**Data shown**

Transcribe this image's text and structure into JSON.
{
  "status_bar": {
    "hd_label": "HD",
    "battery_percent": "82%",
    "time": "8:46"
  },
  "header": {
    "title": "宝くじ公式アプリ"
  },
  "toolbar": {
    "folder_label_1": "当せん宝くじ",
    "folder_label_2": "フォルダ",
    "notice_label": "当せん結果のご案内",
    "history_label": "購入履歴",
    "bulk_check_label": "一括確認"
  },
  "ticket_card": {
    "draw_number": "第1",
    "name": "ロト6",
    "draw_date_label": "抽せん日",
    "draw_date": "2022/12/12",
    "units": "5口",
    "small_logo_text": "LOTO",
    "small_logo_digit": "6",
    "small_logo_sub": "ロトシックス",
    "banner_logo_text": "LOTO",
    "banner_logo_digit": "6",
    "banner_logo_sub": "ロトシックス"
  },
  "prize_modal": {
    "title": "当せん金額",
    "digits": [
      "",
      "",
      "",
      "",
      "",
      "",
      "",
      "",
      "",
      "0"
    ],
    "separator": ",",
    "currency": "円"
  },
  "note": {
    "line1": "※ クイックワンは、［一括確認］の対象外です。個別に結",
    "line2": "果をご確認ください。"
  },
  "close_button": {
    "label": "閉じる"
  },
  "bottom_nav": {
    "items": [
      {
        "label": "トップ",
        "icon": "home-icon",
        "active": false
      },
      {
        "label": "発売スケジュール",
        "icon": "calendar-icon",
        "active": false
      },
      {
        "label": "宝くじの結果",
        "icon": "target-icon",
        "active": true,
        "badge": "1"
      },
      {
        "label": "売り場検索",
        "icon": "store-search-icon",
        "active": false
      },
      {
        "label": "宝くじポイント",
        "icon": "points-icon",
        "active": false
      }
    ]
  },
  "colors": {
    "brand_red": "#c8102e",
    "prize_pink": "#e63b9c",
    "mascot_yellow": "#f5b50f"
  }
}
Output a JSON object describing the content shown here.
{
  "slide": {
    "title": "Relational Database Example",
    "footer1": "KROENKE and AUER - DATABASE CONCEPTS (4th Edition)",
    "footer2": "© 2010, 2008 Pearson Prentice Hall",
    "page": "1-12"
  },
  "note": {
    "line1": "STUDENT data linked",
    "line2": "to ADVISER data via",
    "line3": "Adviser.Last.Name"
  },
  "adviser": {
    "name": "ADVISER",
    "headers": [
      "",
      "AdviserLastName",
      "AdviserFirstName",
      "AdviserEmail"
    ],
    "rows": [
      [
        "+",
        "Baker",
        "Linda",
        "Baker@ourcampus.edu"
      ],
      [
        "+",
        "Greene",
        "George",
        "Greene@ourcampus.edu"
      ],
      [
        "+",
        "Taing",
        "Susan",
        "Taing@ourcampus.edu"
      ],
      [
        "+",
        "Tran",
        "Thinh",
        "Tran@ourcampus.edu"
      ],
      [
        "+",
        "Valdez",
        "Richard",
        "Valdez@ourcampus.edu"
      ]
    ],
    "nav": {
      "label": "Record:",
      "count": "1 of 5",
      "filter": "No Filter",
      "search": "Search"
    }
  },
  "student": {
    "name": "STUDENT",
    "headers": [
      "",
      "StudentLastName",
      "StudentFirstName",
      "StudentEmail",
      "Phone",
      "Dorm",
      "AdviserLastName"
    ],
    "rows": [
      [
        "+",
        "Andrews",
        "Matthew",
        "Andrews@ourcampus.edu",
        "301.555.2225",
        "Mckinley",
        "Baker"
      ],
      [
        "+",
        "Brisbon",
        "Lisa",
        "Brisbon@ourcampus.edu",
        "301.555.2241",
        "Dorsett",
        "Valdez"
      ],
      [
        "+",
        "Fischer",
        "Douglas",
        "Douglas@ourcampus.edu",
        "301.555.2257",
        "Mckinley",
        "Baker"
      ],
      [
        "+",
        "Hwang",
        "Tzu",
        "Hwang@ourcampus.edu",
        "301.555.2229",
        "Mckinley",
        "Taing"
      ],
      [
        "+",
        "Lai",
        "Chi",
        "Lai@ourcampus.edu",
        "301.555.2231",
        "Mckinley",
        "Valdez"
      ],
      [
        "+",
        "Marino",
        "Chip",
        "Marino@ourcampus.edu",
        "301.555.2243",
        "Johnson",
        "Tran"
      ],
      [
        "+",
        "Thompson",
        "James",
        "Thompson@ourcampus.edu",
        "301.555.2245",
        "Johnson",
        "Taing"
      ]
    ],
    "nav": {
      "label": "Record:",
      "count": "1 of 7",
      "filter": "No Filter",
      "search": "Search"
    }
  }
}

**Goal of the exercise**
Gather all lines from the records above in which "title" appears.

**Response**
    "title": "宝くじ公式アプリ"
    "title": "当せん金額",
    "title": "Relational Database Example",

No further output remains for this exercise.